In the Shop
As a farm machinery mechanic and writer, Dan brings a hands-on approach that only a pro can muster. Along with his In the Shop blog, Dan writes a column by the same name as well as the Shop Series for Farm Journal magazine. Always providing practical information, he is a master at tackling technical topics and making them easy for all of our readers to understand. He and his wife, Becky, live near Bouton, Iowa.
Harvesting Trees With Combines
Feb 14, 2010
Doing annual maintenance this winter on combines at our dealership has underlined problems with increased component wear. Wear to flighting on clean grain augers and unloading augers, on the floors of feederhouses, and to straw chopper knives and other high-flow areas of combines has dramatically increased in the past decade. High yields--200 bu./ac. corn and 50 bu./ac. soybeans--are certainly a factor. Combines and grain handling equipment simply see more bushels due to not only higher yields, but because individual farmers have increased the size of their operations.

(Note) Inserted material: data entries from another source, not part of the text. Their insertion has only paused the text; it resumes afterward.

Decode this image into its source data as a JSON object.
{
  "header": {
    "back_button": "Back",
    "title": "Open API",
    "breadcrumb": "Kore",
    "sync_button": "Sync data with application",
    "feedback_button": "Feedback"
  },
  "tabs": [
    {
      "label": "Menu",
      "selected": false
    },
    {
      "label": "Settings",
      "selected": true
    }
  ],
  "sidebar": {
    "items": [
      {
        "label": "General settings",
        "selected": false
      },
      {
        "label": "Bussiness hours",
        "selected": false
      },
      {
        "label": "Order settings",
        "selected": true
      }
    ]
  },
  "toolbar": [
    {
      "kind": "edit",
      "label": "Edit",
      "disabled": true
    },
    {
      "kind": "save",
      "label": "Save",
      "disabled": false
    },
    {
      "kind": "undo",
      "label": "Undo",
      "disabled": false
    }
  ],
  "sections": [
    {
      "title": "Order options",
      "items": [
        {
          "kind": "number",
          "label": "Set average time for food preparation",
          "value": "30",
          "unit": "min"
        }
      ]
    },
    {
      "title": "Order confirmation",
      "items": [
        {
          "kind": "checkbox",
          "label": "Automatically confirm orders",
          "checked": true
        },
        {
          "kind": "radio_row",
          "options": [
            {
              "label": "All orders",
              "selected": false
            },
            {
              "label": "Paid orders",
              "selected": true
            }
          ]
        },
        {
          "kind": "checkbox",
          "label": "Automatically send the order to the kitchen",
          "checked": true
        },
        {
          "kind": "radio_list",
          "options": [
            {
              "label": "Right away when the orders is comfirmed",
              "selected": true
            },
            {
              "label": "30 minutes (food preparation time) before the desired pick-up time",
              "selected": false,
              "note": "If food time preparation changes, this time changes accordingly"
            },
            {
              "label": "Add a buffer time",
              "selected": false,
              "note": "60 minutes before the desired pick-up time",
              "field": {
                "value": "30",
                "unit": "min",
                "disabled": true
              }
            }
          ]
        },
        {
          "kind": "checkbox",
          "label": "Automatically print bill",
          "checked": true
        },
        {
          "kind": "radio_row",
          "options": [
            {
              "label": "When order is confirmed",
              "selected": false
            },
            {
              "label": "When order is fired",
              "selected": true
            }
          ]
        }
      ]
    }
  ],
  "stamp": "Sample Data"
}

A less quantifiable factor that contributes to increased wear on harvest equipment is improved crop genetics. The stalks of Bt corn are measurably larger than non-Bt stalks--almost like small trees. Are they physically "tougher" and therefore more of a wear-factor on machinery? We know they don't degrade over the winter like non-Bt stalks. That hints they may be physically, mechanically tougher and a source of increased wear.
Soybean stems seem to be stronger, too. It's not uncommon to find bean stalks that are as thick as your little finger. Wear to soybean platform sickles and guards has increased proportionally. Customers who demand maximum ground speed during soybean harvest have told me they check and often replace knife sections daily on the portions of the cutterbar that run "on the row". A local seed grower who runs one combine strictly on corn and another combine strictly on soybeans noted that he sees more wear to straw chopper knives on his bean combine than on the corn combine, hinting genetically improved bean straw is as wearing as high-volumes of corn stover.
Equipment manufacturers have noted the increased wear. The flighting on a 2010 grain tank fountain auger is twice as thick as the flighting on augers we put in combines back in 1999. Manufacturers are scrambling to find hard-surfacing for straw chopper knives that will last for more than one harvest. The downside is that thicker augers and "harder" chopper knives are more expensive.
So the cycle continues: you figure out ways to raise better crops and increase your profits, and the better crops require machines and machinery parts that cost more.